__Dataset content__.
[Start of Attachment]
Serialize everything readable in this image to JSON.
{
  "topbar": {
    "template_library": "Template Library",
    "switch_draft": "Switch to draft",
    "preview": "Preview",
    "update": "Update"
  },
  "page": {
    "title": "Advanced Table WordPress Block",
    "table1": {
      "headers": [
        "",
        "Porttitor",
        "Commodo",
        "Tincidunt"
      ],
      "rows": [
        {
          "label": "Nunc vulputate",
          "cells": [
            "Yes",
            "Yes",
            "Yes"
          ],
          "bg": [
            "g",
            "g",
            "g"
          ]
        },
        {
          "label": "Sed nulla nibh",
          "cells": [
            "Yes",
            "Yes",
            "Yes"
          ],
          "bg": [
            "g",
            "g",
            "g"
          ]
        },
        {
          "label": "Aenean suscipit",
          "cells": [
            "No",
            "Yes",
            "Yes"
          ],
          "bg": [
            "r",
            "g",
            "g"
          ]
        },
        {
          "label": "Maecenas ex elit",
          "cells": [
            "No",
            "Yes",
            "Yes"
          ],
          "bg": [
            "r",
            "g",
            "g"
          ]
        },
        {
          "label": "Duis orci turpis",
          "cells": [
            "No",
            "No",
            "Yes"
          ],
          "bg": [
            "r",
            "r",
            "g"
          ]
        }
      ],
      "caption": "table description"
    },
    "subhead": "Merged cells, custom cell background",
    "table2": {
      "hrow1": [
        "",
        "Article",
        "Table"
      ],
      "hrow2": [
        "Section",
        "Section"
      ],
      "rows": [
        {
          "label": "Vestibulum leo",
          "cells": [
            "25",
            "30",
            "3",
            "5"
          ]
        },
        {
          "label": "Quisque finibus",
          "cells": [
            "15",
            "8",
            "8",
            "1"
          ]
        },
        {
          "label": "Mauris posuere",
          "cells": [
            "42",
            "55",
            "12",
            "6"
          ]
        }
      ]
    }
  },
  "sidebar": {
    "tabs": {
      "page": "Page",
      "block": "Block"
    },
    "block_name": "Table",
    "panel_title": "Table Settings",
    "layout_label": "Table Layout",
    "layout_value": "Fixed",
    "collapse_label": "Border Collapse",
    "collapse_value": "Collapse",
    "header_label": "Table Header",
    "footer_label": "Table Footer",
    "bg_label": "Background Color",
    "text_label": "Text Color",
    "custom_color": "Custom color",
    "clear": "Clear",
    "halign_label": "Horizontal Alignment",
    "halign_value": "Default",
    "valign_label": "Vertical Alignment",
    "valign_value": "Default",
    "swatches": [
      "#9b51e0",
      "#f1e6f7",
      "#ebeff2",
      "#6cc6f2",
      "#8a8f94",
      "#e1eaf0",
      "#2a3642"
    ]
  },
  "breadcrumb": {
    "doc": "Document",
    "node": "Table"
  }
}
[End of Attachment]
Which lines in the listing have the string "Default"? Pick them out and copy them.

    "halign_value": "Default",
    "valign_value": "Default",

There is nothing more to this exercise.